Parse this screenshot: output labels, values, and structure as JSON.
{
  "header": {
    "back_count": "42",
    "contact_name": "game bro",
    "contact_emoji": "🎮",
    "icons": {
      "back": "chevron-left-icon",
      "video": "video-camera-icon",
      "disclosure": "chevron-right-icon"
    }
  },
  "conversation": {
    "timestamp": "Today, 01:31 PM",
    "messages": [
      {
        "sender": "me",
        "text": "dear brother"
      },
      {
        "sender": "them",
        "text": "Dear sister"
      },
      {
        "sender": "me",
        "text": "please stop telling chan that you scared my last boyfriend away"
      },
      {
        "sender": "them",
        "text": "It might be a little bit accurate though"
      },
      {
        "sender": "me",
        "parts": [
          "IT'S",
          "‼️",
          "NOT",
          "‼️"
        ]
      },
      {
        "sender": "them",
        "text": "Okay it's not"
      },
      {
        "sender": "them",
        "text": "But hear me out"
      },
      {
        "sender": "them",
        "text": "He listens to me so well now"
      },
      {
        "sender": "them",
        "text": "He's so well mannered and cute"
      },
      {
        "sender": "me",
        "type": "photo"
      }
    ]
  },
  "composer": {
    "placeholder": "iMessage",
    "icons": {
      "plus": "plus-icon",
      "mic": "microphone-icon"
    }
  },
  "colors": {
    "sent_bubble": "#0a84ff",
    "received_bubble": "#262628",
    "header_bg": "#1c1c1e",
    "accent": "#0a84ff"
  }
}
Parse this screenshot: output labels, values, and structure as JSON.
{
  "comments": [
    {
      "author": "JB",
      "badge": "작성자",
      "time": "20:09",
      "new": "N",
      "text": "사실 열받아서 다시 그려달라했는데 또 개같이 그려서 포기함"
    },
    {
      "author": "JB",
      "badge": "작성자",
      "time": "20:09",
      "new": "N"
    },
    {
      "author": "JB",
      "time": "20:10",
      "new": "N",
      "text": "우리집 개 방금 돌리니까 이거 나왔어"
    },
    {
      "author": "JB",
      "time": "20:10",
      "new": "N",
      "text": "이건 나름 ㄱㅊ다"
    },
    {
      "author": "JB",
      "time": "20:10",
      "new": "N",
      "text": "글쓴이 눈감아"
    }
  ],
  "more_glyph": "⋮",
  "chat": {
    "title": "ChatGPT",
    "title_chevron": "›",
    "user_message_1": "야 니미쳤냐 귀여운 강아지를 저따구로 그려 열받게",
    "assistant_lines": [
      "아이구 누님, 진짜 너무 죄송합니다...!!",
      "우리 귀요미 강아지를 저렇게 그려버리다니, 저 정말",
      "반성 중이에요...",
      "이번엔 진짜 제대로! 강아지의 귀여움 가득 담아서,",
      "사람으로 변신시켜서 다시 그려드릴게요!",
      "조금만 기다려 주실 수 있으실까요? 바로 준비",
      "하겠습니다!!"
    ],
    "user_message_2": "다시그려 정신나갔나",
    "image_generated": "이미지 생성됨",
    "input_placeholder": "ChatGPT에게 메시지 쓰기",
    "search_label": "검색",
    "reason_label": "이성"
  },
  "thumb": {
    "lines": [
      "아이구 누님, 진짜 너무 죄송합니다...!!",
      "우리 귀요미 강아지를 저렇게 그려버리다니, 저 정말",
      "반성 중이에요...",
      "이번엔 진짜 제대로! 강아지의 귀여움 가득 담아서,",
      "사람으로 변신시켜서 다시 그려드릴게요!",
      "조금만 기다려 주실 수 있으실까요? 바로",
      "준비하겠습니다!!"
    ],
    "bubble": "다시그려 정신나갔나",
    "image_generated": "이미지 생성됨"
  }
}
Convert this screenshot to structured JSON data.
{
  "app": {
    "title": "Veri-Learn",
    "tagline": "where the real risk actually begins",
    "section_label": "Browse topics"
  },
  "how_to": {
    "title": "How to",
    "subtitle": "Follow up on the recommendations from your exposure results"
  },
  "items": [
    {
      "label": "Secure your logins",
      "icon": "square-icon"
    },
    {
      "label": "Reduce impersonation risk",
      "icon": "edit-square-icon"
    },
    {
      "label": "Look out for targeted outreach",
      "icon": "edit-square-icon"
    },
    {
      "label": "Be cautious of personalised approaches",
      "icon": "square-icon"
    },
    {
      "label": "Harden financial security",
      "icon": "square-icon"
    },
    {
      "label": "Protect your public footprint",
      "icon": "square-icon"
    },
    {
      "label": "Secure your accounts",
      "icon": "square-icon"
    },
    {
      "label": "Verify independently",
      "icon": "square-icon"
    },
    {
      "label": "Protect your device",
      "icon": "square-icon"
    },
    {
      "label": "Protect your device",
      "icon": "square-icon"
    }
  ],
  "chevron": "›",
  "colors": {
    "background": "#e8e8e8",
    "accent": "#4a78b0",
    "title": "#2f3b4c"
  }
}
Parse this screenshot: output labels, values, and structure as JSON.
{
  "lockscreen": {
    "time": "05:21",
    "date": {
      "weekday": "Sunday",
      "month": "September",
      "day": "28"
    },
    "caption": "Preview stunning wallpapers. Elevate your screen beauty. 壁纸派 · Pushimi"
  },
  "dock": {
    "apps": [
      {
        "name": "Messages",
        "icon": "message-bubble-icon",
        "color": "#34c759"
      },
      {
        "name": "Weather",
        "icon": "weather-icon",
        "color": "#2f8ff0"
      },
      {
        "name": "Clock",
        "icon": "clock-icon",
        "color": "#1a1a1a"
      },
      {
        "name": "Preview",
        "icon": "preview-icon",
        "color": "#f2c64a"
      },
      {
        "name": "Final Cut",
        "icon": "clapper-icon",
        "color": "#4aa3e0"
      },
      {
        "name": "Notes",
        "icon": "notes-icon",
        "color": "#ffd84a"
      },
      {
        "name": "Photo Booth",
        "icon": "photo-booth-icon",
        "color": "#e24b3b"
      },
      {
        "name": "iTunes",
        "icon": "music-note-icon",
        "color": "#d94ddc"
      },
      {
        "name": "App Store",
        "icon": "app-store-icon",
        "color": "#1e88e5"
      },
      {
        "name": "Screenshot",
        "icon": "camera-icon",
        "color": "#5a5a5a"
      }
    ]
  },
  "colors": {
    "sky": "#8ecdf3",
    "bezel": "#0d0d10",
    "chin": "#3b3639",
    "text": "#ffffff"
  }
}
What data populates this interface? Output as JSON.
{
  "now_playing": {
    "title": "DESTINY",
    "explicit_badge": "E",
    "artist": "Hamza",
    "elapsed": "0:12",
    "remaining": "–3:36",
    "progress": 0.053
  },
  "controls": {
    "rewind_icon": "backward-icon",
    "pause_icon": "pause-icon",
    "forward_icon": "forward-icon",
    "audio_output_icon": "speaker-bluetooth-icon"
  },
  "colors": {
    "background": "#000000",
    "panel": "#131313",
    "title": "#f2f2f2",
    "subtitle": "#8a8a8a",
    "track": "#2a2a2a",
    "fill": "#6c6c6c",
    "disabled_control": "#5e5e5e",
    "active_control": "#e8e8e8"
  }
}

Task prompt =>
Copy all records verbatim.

Output for this task =>
Parse this screenshot: output labels, values, and structure as JSON.
{
  "header": {
    "back_count": "42",
    "contact_name": "game bro",
    "contact_emoji": "🎮",
    "icons": {
      "back": "chevron-left-icon",
      "video": "video-camera-icon",
      "disclosure": "chevron-right-icon"
    }
  },
  "conversation": {
    "timestamp": "Today, 01:31 PM",
    "messages": [
      {
        "sender": "me",
        "text": "dear brother"
      },
      {
        "sender": "them",
        "text": "Dear sister"
      },
      {
        "sender": "me",
        "text": "please stop telling chan that you scared my last boyfriend away"
      },
      {
        "sender": "them",
        "text": "It might be a little bit accurate though"
      },
      {
        "sender": "me",
        "parts": [
          "IT'S",
          "‼️",
          "NOT",
          "‼️"
        ]
      },
      {
        "sender": "them",
        "text": "Okay it's not"
      },
      {
        "sender": "them",
        "text": "But hear me out"
      },
      {
        "sender": "them",
        "text": "He listens to me so well now"
      },
      {
        "sender": "them",
        "text": "He's so well mannered and cute"
      },
      {
        "sender": "me",
        "type": "photo"
      }
    ]
  },
  "composer": {
    "placeholder": "iMessage",
    "icons": {
      "plus": "plus-icon",
      "mic": "microphone-icon"
    }
  },
  "colors": {
    "sent_bubble": "#0a84ff",
    "received_bubble": "#262628",
    "header_bg": "#1c1c1e",
    "accent": "#0a84ff"
  }
}
Parse this screenshot: output labels, values, and structure as JSON.
{
  "comments": [
    {
      "author": "JB",
      "badge": "작성자",
      "time": "20:09",
      "new": "N",
      "text": "사실 열받아서 다시 그려달라했는데 또 개같이 그려서 포기함"
    },
    {
      "author": "JB",
      "badge": "작성자",
      "time": "20:09",
      "new": "N"
    },
    {
      "author": "JB",
      "time": "20:10",
      "new": "N",
      "text": "우리집 개 방금 돌리니까 이거 나왔어"
    },
    {
      "author": "JB",
      "time": "20:10",
      "new": "N",
      "text": "이건 나름 ㄱㅊ다"
    },
    {
      "author": "JB",
      "time": "20:10",
      "new": "N",
      "text": "글쓴이 눈감아"
    }
  ],
  "more_glyph": "⋮",
  "chat": {
    "title": "ChatGPT",
    "title_chevron": "›",
    "user_message_1": "야 니미쳤냐 귀여운 강아지를 저따구로 그려 열받게",
    "assistant_lines": [
      "아이구 누님, 진짜 너무 죄송합니다...!!",
      "우리 귀요미 강아지를 저렇게 그려버리다니, 저 정말",
      "반성 중이에요...",
      "이번엔 진짜 제대로! 강아지의 귀여움 가득 담아서,",
      "사람으로 변신시켜서 다시 그려드릴게요!",
      "조금만 기다려 주실 수 있으실까요? 바로 준비",
      "하겠습니다!!"
    ],
    "user_message_2": "다시그려 정신나갔나",
    "image_generated": "이미지 생성됨",
    "input_placeholder": "ChatGPT에게 메시지 쓰기",
    "search_label": "검색",
    "reason_label": "이성"
  },
  "thumb": {
    "lines": [
      "아이구 누님, 진짜 너무 죄송합니다...!!",
      "우리 귀요미 강아지를 저렇게 그려버리다니, 저 정말",
      "반성 중이에요...",
      "이번엔 진짜 제대로! 강아지의 귀여움 가득 담아서,",
      "사람으로 변신시켜서 다시 그려드릴게요!",
      "조금만 기다려 주실 수 있으실까요? 바로",
      "준비하겠습니다!!"
    ],
    "bubble": "다시그려 정신나갔나",
    "image_generated": "이미지 생성됨"
  }
}
Convert this screenshot to structured JSON data.
{
  "app": {
    "title": "Veri-Learn",
    "tagline": "where the real risk actually begins",
    "section_label": "Browse topics"
  },
  "how_to": {
    "title": "How to",
    "subtitle": "Follow up on the recommendations from your exposure results"
  },
  "items": [
    {
      "label": "Secure your logins",
      "icon": "square-icon"
    },
    {
      "label": "Reduce impersonation risk",
      "icon": "edit-square-icon"
    },
    {
      "label": "Look out for targeted outreach",
      "icon": "edit-square-icon"
    },
    {
      "label": "Be cautious of personalised approaches",
      "icon": "square-icon"
    },
    {
      "label": "Harden financial security",
      "icon": "square-icon"
    },
    {
      "label": "Protect your public footprint",
      "icon": "square-icon"
    },
    {
      "label": "Secure your accounts",
      "icon": "square-icon"
    },
    {
      "label": "Verify independently",
      "icon": "square-icon"
    },
    {
      "label": "Protect your device",
      "icon": "square-icon"
    },
    {
      "label": "Protect your device",
      "icon": "square-icon"
    }
  ],
  "chevron": "›",
  "colors": {
    "background": "#e8e8e8",
    "accent": "#4a78b0",
    "title": "#2f3b4c"
  }
}
Parse this screenshot: output labels, values, and structure as JSON.
{
  "lockscreen": {
    "time": "05:21",
    "date": {
      "weekday": "Sunday",
      "month": "September",
      "day": "28"
    },
    "caption": "Preview stunning wallpapers. Elevate your screen beauty. 壁纸派 · Pushimi"
  },
  "dock": {
    "apps": [
      {
        "name": "Messages",
        "icon": "message-bubble-icon",
        "color": "#34c759"
      },
      {
        "name": "Weather",
        "icon": "weather-icon",
        "color": "#2f8ff0"
      },
      {
        "name": "Clock",
        "icon": "clock-icon",
        "color": "#1a1a1a"
      },
      {
        "name": "Preview",
        "icon": "preview-icon",
        "color": "#f2c64a"
      },
      {
        "name": "Final Cut",
        "icon": "clapper-icon",
        "color": "#4aa3e0"
      },
      {
        "name": "Notes",
        "icon": "notes-icon",
        "color": "#ffd84a"
      },
      {
        "name": "Photo Booth",
        "icon": "photo-booth-icon",
        "color": "#e24b3b"
      },
      {
        "name": "iTunes",
        "icon": "music-note-icon",
        "color": "#d94ddc"
      },
      {
        "name": "App Store",
        "icon": "app-store-icon",
        "color": "#1e88e5"
      },
      {
        "name": "Screenshot",
        "icon": "camera-icon",
        "color": "#5a5a5a"
      }
    ]
  },
  "colors": {
    "sky": "#8ecdf3",
    "bezel": "#0d0d10",
    "chin": "#3b3639",
    "text": "#ffffff"
  }
}
What data populates this interface? Output as JSON.
{
  "now_playing": {
    "title": "DESTINY",
    "explicit_badge": "E",
    "artist": "Hamza",
    "elapsed": "0:12",
    "remaining": "–3:36",
    "progress": 0.053
  },
  "controls": {
    "rewind_icon": "backward-icon",
    "pause_icon": "pause-icon",
    "forward_icon": "forward-icon",
    "audio_output_icon": "speaker-bluetooth-icon"
  },
  "colors": {
    "background": "#000000",
    "panel": "#131313",
    "title": "#f2f2f2",
    "subtitle": "#8a8a8a",
    "track": "#2a2a2a",
    "fill": "#6c6c6c",
    "disabled_control": "#5e5e5e",
    "active_control": "#e8e8e8"
  }
}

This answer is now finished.